▼
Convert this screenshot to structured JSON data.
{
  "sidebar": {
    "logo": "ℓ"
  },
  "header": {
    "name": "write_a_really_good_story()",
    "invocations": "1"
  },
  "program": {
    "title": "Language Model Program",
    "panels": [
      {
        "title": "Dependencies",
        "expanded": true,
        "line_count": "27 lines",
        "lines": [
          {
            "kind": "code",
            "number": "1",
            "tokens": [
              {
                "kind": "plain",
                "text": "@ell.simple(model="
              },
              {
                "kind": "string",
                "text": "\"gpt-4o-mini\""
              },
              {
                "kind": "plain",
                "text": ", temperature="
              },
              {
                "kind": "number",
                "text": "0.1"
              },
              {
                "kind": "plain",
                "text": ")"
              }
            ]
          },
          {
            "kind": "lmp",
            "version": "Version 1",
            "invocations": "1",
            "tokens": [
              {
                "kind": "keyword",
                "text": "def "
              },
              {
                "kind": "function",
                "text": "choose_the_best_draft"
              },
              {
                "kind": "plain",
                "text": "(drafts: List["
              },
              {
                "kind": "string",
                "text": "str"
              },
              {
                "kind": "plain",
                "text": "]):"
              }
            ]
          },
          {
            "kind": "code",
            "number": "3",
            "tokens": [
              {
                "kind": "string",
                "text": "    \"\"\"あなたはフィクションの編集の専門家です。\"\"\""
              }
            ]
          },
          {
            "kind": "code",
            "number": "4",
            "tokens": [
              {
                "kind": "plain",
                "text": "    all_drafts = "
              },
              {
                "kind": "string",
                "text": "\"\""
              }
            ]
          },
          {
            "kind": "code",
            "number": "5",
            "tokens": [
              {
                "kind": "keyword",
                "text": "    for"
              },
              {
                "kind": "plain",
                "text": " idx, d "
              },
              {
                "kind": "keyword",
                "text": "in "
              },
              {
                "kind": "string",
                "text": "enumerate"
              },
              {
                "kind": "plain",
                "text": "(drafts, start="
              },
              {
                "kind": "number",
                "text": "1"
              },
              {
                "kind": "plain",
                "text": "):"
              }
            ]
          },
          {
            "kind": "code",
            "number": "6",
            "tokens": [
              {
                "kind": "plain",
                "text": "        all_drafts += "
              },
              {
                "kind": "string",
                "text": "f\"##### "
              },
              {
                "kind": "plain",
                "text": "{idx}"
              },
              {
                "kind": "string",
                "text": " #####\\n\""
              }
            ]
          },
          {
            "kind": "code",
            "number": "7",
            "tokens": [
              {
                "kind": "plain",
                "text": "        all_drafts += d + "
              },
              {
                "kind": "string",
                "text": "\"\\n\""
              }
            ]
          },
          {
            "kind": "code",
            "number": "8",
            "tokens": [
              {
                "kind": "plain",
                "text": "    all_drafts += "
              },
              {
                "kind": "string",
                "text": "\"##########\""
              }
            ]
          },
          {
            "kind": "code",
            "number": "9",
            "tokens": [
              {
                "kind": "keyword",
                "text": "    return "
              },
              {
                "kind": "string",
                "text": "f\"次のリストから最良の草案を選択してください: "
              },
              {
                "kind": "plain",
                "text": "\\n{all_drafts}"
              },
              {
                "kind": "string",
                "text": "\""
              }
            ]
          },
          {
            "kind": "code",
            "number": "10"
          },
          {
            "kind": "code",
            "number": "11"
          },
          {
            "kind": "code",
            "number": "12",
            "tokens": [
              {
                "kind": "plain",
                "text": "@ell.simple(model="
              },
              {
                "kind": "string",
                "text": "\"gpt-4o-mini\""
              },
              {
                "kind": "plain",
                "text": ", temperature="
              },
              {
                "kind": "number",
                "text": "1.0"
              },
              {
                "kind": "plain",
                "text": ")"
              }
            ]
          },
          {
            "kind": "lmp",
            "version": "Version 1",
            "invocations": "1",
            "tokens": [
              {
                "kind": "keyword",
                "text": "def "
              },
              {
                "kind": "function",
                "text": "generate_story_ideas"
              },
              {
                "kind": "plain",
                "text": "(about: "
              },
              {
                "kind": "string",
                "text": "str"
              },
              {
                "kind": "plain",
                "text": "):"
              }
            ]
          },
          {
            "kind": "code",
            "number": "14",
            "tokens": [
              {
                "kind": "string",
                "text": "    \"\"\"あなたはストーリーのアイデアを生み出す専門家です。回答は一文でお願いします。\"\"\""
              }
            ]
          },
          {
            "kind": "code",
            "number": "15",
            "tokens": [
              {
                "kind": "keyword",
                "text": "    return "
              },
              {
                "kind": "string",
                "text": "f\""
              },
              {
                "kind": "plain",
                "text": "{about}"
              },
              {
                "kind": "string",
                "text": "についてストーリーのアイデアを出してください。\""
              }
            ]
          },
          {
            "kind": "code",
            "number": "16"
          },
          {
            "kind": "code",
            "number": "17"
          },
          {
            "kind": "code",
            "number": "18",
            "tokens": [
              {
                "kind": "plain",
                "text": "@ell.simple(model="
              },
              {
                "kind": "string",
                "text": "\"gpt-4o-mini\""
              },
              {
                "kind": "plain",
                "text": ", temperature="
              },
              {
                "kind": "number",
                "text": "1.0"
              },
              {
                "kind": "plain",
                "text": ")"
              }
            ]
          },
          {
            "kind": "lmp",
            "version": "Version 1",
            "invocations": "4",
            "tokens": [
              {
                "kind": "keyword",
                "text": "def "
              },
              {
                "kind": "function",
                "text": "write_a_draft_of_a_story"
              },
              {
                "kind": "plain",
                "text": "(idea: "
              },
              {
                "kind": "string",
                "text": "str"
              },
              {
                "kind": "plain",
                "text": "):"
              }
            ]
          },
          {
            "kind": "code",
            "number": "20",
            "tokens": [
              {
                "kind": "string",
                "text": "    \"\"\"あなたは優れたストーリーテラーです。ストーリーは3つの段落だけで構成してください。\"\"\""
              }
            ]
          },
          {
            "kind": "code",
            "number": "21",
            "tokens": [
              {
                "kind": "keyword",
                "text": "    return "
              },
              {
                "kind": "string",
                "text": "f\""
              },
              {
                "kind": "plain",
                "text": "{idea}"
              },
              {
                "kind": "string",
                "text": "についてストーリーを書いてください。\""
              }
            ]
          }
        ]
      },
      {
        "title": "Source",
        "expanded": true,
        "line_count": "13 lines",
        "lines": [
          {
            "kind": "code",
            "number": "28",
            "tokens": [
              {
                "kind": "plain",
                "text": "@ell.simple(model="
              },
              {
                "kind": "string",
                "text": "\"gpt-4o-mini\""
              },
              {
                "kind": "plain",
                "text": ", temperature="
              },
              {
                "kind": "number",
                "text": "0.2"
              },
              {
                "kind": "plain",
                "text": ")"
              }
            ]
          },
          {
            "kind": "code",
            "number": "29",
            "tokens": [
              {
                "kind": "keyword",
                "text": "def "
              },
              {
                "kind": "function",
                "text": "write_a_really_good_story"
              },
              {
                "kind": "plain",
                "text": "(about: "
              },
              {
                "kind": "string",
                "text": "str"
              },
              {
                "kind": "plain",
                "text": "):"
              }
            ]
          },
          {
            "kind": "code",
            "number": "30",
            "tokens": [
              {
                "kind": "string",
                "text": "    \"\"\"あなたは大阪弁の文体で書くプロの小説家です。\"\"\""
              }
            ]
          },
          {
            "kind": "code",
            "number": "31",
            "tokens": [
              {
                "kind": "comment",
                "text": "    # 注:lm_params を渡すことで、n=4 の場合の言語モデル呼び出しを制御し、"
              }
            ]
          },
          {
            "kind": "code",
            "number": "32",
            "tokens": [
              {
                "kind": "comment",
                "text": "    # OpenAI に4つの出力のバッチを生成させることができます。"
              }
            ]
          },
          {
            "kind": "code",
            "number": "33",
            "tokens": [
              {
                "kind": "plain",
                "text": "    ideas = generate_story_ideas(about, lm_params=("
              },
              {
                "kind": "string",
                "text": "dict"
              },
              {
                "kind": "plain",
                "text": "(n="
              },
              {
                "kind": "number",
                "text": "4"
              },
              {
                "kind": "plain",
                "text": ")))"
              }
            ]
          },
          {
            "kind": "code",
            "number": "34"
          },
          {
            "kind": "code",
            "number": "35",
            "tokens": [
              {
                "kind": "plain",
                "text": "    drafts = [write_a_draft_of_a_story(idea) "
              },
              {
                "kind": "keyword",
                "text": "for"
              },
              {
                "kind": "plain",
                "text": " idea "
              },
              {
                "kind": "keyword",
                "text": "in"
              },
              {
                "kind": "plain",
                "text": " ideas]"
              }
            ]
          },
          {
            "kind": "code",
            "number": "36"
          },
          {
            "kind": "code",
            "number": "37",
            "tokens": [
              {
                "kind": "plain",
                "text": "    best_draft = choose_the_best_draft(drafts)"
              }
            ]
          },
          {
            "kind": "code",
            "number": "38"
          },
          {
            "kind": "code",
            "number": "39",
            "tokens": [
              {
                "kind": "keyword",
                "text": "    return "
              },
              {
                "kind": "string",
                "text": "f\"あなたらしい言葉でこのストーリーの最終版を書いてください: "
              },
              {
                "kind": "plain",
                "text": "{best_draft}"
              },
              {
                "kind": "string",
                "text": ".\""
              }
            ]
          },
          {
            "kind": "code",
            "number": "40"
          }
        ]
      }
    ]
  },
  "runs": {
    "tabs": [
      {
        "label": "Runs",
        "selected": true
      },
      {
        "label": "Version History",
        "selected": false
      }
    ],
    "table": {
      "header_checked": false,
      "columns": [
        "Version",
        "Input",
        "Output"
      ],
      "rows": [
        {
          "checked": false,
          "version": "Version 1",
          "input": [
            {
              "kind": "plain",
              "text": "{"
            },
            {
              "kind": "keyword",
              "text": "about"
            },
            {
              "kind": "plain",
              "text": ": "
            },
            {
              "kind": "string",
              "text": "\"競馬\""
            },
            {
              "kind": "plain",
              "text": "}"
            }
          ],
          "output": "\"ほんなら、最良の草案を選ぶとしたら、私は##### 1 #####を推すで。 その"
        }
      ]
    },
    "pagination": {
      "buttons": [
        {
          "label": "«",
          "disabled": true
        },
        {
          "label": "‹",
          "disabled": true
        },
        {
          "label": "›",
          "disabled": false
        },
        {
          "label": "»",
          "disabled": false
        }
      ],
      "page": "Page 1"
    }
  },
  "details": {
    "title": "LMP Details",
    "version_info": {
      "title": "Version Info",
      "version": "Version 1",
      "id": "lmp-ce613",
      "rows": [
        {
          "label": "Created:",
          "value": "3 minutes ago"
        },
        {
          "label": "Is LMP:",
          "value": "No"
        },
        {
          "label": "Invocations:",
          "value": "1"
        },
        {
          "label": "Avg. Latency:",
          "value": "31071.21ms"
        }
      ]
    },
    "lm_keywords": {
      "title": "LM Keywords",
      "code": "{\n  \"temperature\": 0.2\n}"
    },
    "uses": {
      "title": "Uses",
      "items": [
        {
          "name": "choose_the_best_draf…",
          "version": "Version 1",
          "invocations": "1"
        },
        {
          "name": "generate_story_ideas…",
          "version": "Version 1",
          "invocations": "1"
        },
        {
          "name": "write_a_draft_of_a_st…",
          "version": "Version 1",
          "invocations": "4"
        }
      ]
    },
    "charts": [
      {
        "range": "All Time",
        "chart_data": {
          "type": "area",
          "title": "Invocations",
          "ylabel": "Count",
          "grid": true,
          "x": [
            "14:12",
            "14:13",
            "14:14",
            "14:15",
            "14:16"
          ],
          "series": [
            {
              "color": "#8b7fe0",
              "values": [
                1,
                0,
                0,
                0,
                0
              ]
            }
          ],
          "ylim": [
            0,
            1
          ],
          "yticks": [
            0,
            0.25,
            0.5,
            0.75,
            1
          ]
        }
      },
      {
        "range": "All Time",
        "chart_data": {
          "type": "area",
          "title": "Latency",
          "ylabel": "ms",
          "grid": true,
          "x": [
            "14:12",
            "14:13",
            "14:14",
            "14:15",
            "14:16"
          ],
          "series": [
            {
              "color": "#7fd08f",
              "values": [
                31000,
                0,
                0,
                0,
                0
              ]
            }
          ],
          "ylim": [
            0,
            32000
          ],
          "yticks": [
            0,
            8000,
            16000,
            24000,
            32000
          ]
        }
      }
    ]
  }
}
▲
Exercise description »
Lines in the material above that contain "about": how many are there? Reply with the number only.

Exercise response »
5